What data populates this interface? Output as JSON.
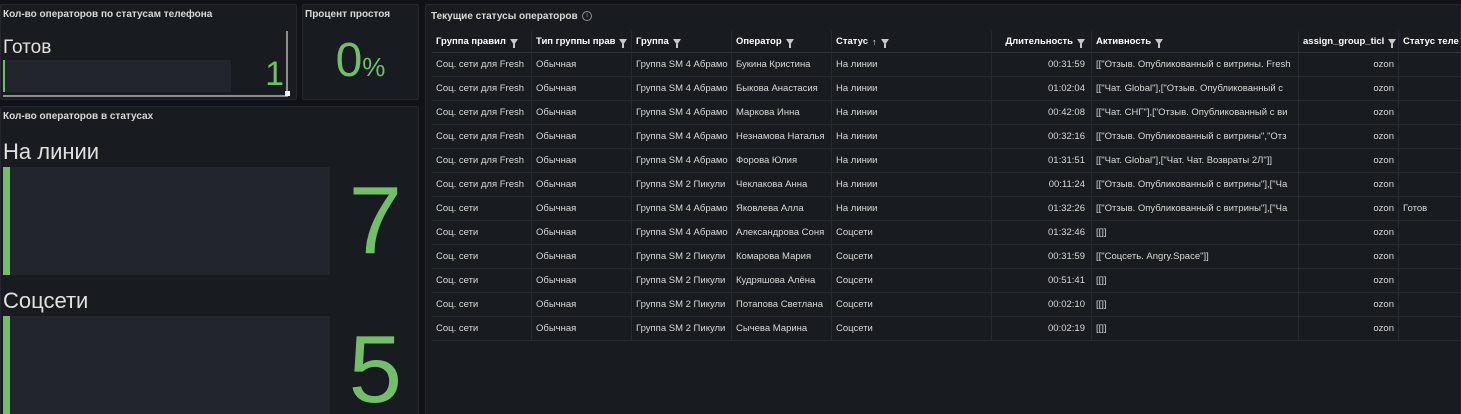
{
  "panel_phone": {
    "title": "Кол-во операторов по статусам телефона",
    "label": "Готов",
    "value": "1",
    "level_fraction": 0.01
  },
  "panel_idle": {
    "title": "Процент простоя",
    "value": "0",
    "unit": "%"
  },
  "panel_status": {
    "title": "Кол-во операторов в статусах",
    "items": [
      {
        "label": "На линии",
        "value": "7"
      },
      {
        "label": "Соцсети",
        "value": "5"
      }
    ]
  },
  "table": {
    "title": "Текущие статусы операторов",
    "columns": [
      "Группа правил",
      "Тип группы прав",
      "Группа",
      "Оператор",
      "Статус",
      "Длительность",
      "Активность",
      "assign_group_ticl",
      "Статус теле"
    ],
    "rows": [
      [
        "Соц. сети для Fresh",
        "Обычная",
        "Группа SM 4 Абрамо",
        "Букина Кристина",
        "На линии",
        "00:31:59",
        "[[\"Отзыв. Опубликованный с витрины. Fresh",
        "ozon",
        ""
      ],
      [
        "Соц. сети для Fresh",
        "Обычная",
        "Группа SM 4 Абрамо",
        "Быкова Анастасия",
        "На линии",
        "01:02:04",
        "[[\"Чат. Global\"],[\"Отзыв. Опубликованный с",
        "ozon",
        ""
      ],
      [
        "Соц. сети для Fresh",
        "Обычная",
        "Группа SM 4 Абрамо",
        "Маркова Инна",
        "На линии",
        "00:42:08",
        "[[\"Чат. СНГ\"],[\"Отзыв. Опубликованный с ви",
        "ozon",
        ""
      ],
      [
        "Соц. сети для Fresh",
        "Обычная",
        "Группа SM 4 Абрамо",
        "Незнамова Наталья",
        "На линии",
        "00:32:16",
        "[[\"Отзыв. Опубликованный с витрины\",\"Отз",
        "ozon",
        ""
      ],
      [
        "Соц. сети для Fresh",
        "Обычная",
        "Группа SM 4 Абрамо",
        "Форова Юлия",
        "На линии",
        "01:31:51",
        "[[\"Чат. Global\"],[\"Чат. Чат. Возвраты 2Л\"]]",
        "ozon",
        ""
      ],
      [
        "Соц. сети для Fresh",
        "Обычная",
        "Группа SM 2 Пикули",
        "Чеклакова Анна",
        "На линии",
        "00:11:24",
        "[[\"Отзыв. Опубликованный с витрины\"],[\"Ча",
        "ozon",
        ""
      ],
      [
        "Соц. сети",
        "Обычная",
        "Группа SM 4 Абрамо",
        "Яковлева Алла",
        "На линии",
        "01:32:26",
        "[[\"Отзыв. Опубликованный с витрины\"],[\"Ча",
        "ozon",
        "Готов"
      ],
      [
        "Соц. сети",
        "Обычная",
        "Группа SM 4 Абрамо",
        "Александрова Соня",
        "Соцсети",
        "01:32:46",
        "[[]]",
        "ozon",
        ""
      ],
      [
        "Соц. сети",
        "Обычная",
        "Группа SM 2 Пикули",
        "Комарова Мария",
        "Соцсети",
        "00:31:59",
        "[[\"Соцсеть. Angry.Space\"]]",
        "ozon",
        ""
      ],
      [
        "Соц. сети",
        "Обычная",
        "Группа SM 2 Пикули",
        "Кудряшова Алёна",
        "Соцсети",
        "00:51:41",
        "[[]]",
        "ozon",
        ""
      ],
      [
        "Соц. сети",
        "Обычная",
        "Группа SM 2 Пикули",
        "Потапова Светлана",
        "Соцсети",
        "00:02:10",
        "[[]]",
        "ozon",
        ""
      ],
      [
        "Соц. сети",
        "Обычная",
        "Группа SM 2 Пикули",
        "Сычева Марина",
        "Соцсети",
        "00:02:19",
        "[[]]",
        "ozon",
        ""
      ]
    ]
  },
  "colors": {
    "accent": "#73bf69",
    "panel_bg": "#181b1f",
    "page_bg": "#111217"
  }
}
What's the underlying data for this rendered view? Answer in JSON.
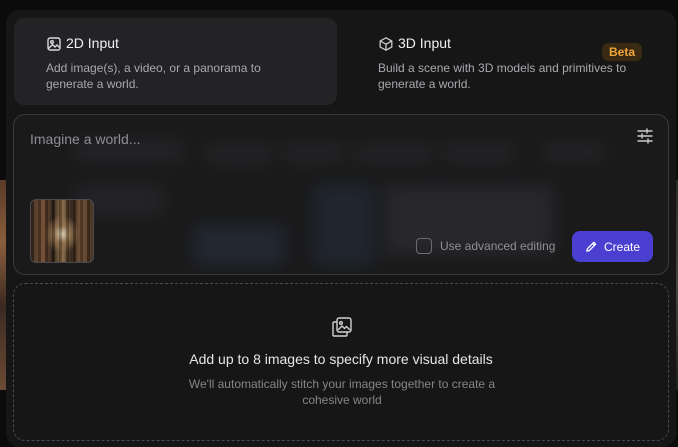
{
  "modes": [
    {
      "id": "2d",
      "title": "2D Input",
      "icon": "image-icon",
      "description": "Add image(s), a video, or a panorama to generate a world.",
      "active": true
    },
    {
      "id": "3d",
      "title": "3D Input",
      "icon": "cube-icon",
      "badge": "Beta",
      "description": "Build a scene with 3D models and primitives to generate a world.",
      "active": false
    }
  ],
  "prompt": {
    "placeholder": "Imagine a world...",
    "settings_icon": "sliders-icon",
    "thumbnail_icon": "image-thumbnail",
    "advanced_editing_label": "Use advanced editing",
    "advanced_editing_checked": false,
    "create_label": "Create",
    "create_icon": "pencil-icon"
  },
  "dropzone": {
    "icon": "add-images-icon",
    "title": "Add up to 8 images to specify more visual details",
    "subtitle": "We'll automatically stitch your images together to create a cohesive world"
  },
  "colors": {
    "accent": "#4a3fd0",
    "beta_text": "#f0a53a",
    "beta_bg": "#3a2a13",
    "panel_bg": "#161617"
  }
}
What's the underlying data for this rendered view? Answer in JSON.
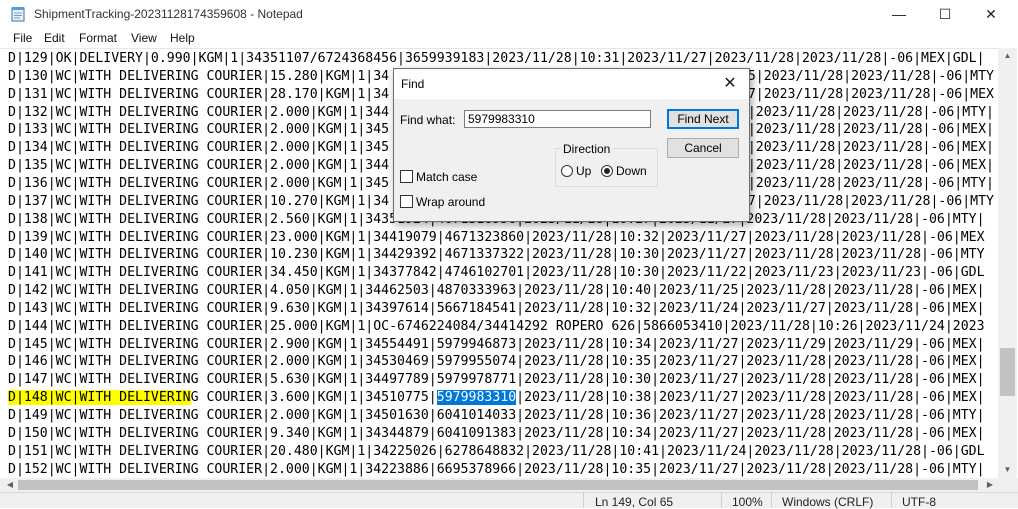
{
  "window": {
    "title": "ShipmentTracking-20231128174359608 - Notepad",
    "minimize_glyph": "—",
    "maximize_glyph": "☐",
    "close_glyph": "✕"
  },
  "menu": [
    "File",
    "Edit",
    "Format",
    "View",
    "Help"
  ],
  "colors": {
    "highlight": "#ffff00",
    "selection": "#0078d7",
    "accent": "#0078d7"
  },
  "editor": {
    "lines": [
      "D|129|OK|DELIVERY|0.990|KGM|1|34351107/6724368456|3659939183|2023/11/28|10:31|2023/11/27|2023/11/28|2023/11/28|-06|MEX|GDL|",
      "D|130|WC|WITH DELIVERING COURIER|15.280|KGM|1|34",
      "D|131|WC|WITH DELIVERING COURIER|28.170|KGM|1|34",
      "D|132|WC|WITH DELIVERING COURIER|2.000|KGM|1|344",
      "D|133|WC|WITH DELIVERING COURIER|2.000|KGM|1|345",
      "D|134|WC|WITH DELIVERING COURIER|2.000|KGM|1|345",
      "D|135|WC|WITH DELIVERING COURIER|2.000|KGM|1|344",
      "D|136|WC|WITH DELIVERING COURIER|2.000|KGM|1|345",
      "D|137|WC|WITH DELIVERING COURIER|10.270|KGM|1|34",
      "D|138|WC|WITH DELIVERING COURIER|2.560|KGM|1|34351924|4671318956|2023/11/28|10:27|2023/11/27|2023/11/28|2023/11/28|-06|MTY|",
      "D|139|WC|WITH DELIVERING COURIER|23.000|KGM|1|34419079|4671323860|2023/11/28|10:32|2023/11/27|2023/11/28|2023/11/28|-06|MEX",
      "D|140|WC|WITH DELIVERING COURIER|10.230|KGM|1|34429392|4671337322|2023/11/28|10:30|2023/11/27|2023/11/28|2023/11/28|-06|MTY",
      "D|141|WC|WITH DELIVERING COURIER|34.450|KGM|1|34377842|4746102701|2023/11/28|10:30|2023/11/22|2023/11/23|2023/11/23|-06|GDL",
      "D|142|WC|WITH DELIVERING COURIER|4.050|KGM|1|34462503|4870333963|2023/11/28|10:40|2023/11/25|2023/11/28|2023/11/28|-06|MEX|",
      "D|143|WC|WITH DELIVERING COURIER|9.630|KGM|1|34397614|5667184541|2023/11/28|10:32|2023/11/24|2023/11/27|2023/11/28|-06|MEX|",
      "D|144|WC|WITH DELIVERING COURIER|25.000|KGM|1|OC-6746224084/34414292 ROPERO 626|5866053410|2023/11/28|10:26|2023/11/24|2023",
      "D|145|WC|WITH DELIVERING COURIER|2.900|KGM|1|34554491|5979946873|2023/11/28|10:34|2023/11/27|2023/11/29|2023/11/29|-06|MEX|",
      "D|146|WC|WITH DELIVERING COURIER|2.000|KGM|1|34530469|5979955074|2023/11/28|10:35|2023/11/27|2023/11/28|2023/11/28|-06|MEX|",
      "D|147|WC|WITH DELIVERING COURIER|5.630|KGM|1|34497789|5979978771|2023/11/28|10:30|2023/11/27|2023/11/28|2023/11/28|-06|MEX|",
      "D|148|WC|WITH DELIVERING COURIER|3.600|KGM|1|34510775|5979983310|2023/11/28|10:38|2023/11/27|2023/11/28|2023/11/28|-06|MEX|",
      "D|149|WC|WITH DELIVERING COURIER|2.000|KGM|1|34501630|6041014033|2023/11/28|10:36|2023/11/27|2023/11/28|2023/11/28|-06|MTY|",
      "D|150|WC|WITH DELIVERING COURIER|9.340|KGM|1|34344879|6041091383|2023/11/28|10:34|2023/11/27|2023/11/28|2023/11/28|-06|MEX|",
      "D|151|WC|WITH DELIVERING COURIER|20.480|KGM|1|34225026|6278648832|2023/11/28|10:41|2023/11/24|2023/11/28|2023/11/28|-06|GDL",
      "D|152|WC|WITH DELIVERING COURIER|2.000|KGM|1|34223886|6695378966|2023/11/28|10:35|2023/11/27|2023/11/28|2023/11/28|-06|MTY|"
    ],
    "right_fragments": [
      "",
      "5|2023/11/28|2023/11/28|-06|MTY",
      "7|2023/11/28|2023/11/28|-06|MEX",
      "|2023/11/28|2023/11/28|-06|MTY|",
      "|2023/11/28|2023/11/28|-06|MEX|",
      "|2023/11/28|2023/11/28|-06|MEX|",
      "|2023/11/28|2023/11/28|-06|MEX|",
      "|2023/11/28|2023/11/28|-06|MTY|",
      "7|2023/11/28|2023/11/28|-06|MTY"
    ],
    "highlighted_line_index": 19,
    "highlight_prefix": "D|148|WC|WITH DELIVERIN",
    "highlight_rest": "G COURIER|3.600|KGM|1|34510775|",
    "selected_text": "5979983310",
    "after_selection": "|2023/11/28|10:38|2023/11/27|2023/11/28|2023/11/28|-06|MEX|"
  },
  "status": {
    "position": "Ln 149, Col 65",
    "zoom": "100%",
    "line_ending": "Windows (CRLF)",
    "encoding": "UTF-8"
  },
  "find_dialog": {
    "title": "Find",
    "find_what_label": "Find what:",
    "find_what_value": "5979983310",
    "find_next_label": "Find Next",
    "cancel_label": "Cancel",
    "direction_label": "Direction",
    "up_label": "Up",
    "down_label": "Down",
    "direction_selected": "Down",
    "match_case_label": "Match case",
    "match_case_checked": false,
    "wrap_around_label": "Wrap around",
    "wrap_around_checked": false
  }
}
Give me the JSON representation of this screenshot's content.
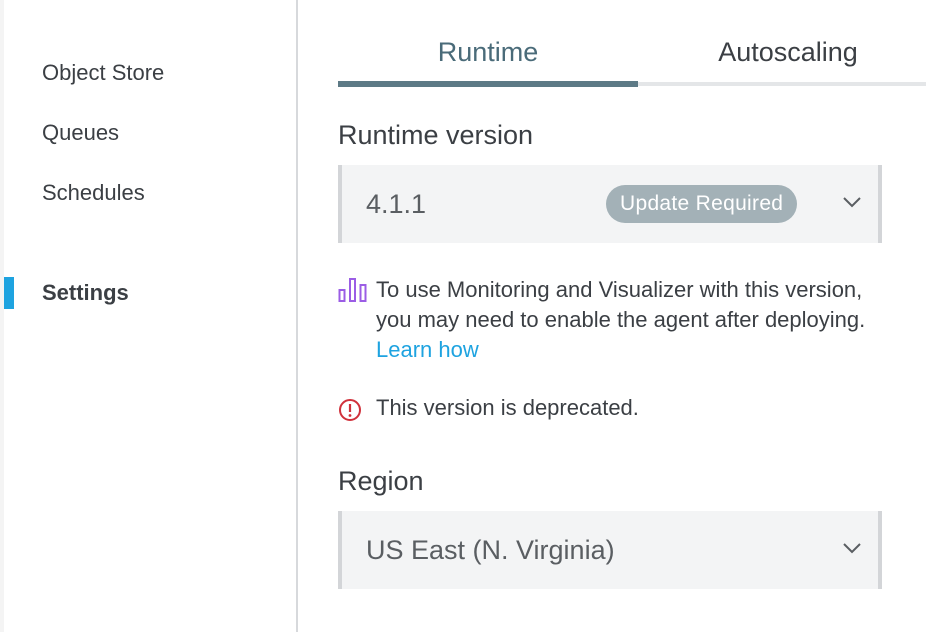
{
  "sidebar": {
    "items": [
      {
        "label": "Object Store",
        "active": false
      },
      {
        "label": "Queues",
        "active": false
      },
      {
        "label": "Schedules",
        "active": false
      },
      {
        "label": "Settings",
        "active": true
      }
    ]
  },
  "tabs": [
    {
      "label": "Runtime",
      "active": true
    },
    {
      "label": "Autoscaling",
      "active": false
    }
  ],
  "runtime": {
    "label": "Runtime version",
    "value": "4.1.1",
    "badge": "Update Required",
    "monitoring_notice_text": "To use Monitoring and Visualizer with this version, you may need to enable the agent after deploying.",
    "monitoring_notice_link": "Learn how",
    "deprecated_notice": "This version is deprecated."
  },
  "region": {
    "label": "Region",
    "value": "US East (N. Virginia)"
  },
  "colors": {
    "accent": "#1ea3e0",
    "tab_active": "#5d7a86",
    "badge_bg": "#a3b1b7",
    "error": "#d0313b",
    "monitor_icon": "#9b5de5"
  }
}
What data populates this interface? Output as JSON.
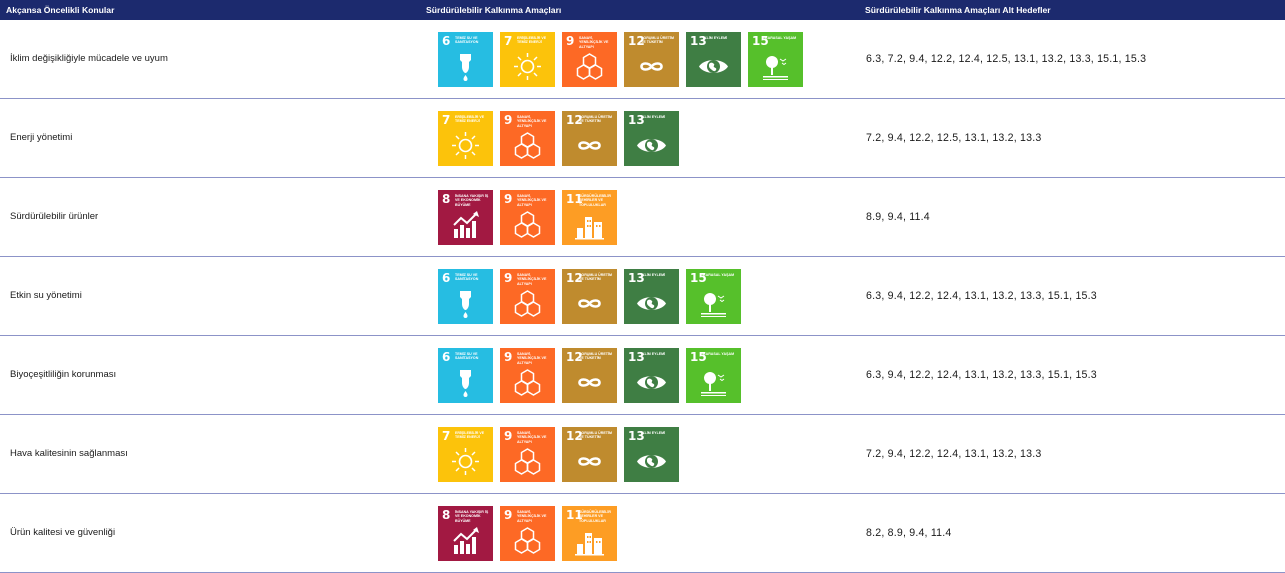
{
  "header": {
    "col1": "Akçansa Öncelikli Konular",
    "col2": "Sürdürülebilir Kalkınma Amaçları",
    "col3": "Sürdürülebilir Kalkınma Amaçları Alt Hedefler"
  },
  "goals": {
    "6": {
      "num": "6",
      "label": "TEMİZ SU VE SANİTASYON",
      "color": "#26bde2",
      "icon": "water-drop-icon"
    },
    "7": {
      "num": "7",
      "label": "ERİŞİLEBİLİR VE TEMİZ ENERJİ",
      "color": "#fcc30b",
      "icon": "sun-icon"
    },
    "8": {
      "num": "8",
      "label": "İNSANA YAKIŞIR İŞ VE EKONOMİK BÜYÜME",
      "color": "#a21942",
      "icon": "growth-chart-icon"
    },
    "9": {
      "num": "9",
      "label": "SANAYİ, YENİLİKÇİLİK VE ALTYAPI",
      "color": "#fd6925",
      "icon": "cubes-icon"
    },
    "11": {
      "num": "11",
      "label": "SÜRDÜRÜLEBİLİR ŞEHİRLER VE TOPLULUKLAR",
      "color": "#fd9d24",
      "icon": "city-icon"
    },
    "12": {
      "num": "12",
      "label": "SORUMLU ÜRETİM VE TÜKETİM",
      "color": "#bf8b2e",
      "icon": "infinity-icon"
    },
    "13": {
      "num": "13",
      "label": "İKLİM EYLEMİ",
      "color": "#3f7e44",
      "icon": "earth-eye-icon"
    },
    "15": {
      "num": "15",
      "label": "KARASAL YAŞAM",
      "color": "#56c02b",
      "icon": "tree-bird-icon"
    }
  },
  "rows": [
    {
      "topic": "İklim değişikliğiyle mücadele ve uyum",
      "goals": [
        "6",
        "7",
        "9",
        "12",
        "13",
        "15"
      ],
      "targets": "6.3, 7.2, 9.4, 12.2, 12.4, 12.5, 13.1, 13.2, 13.3, 15.1, 15.3"
    },
    {
      "topic": "Enerji yönetimi",
      "goals": [
        "7",
        "9",
        "12",
        "13"
      ],
      "targets": "7.2, 9.4, 12.2, 12.5, 13.1, 13.2, 13.3"
    },
    {
      "topic": "Sürdürülebilir ürünler",
      "goals": [
        "8",
        "9",
        "11"
      ],
      "targets": "8.9, 9.4, 11.4"
    },
    {
      "topic": "Etkin su yönetimi",
      "goals": [
        "6",
        "9",
        "12",
        "13",
        "15"
      ],
      "targets": "6.3, 9.4, 12.2, 12.4, 13.1, 13.2, 13.3, 15.1, 15.3"
    },
    {
      "topic": "Biyoçeşitliliğin korunması",
      "goals": [
        "6",
        "9",
        "12",
        "13",
        "15"
      ],
      "targets": "6.3, 9.4, 12.2, 12.4, 13.1, 13.2, 13.3, 15.1, 15.3"
    },
    {
      "topic": "Hava kalitesinin sağlanması",
      "goals": [
        "7",
        "9",
        "12",
        "13"
      ],
      "targets": "7.2, 9.4, 12.2, 12.4, 13.1, 13.2, 13.3"
    },
    {
      "topic": "Ürün kalitesi ve güvenliği",
      "goals": [
        "8",
        "9",
        "11"
      ],
      "targets": "8.2, 8.9, 9.4, 11.4"
    }
  ]
}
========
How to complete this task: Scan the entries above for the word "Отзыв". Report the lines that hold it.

Exercise output:
        "[[\"Отзыв. Опубликованный с витрины. Fresh",
        "[[\"Чат. Global\"],[\"Отзыв. Опубликованный с",
        "[[\"Чат. СНГ\"],[\"Отзыв. Опубликованный с ви",
        "[[\"Отзыв. Опубликованный с витрины\",\"Отз",
        "[[\"Отзыв. Опубликованный с витрины\"],[\"Ча",
        "[[\"Отзыв. Опубликованный с витрины\"],[\"Ча",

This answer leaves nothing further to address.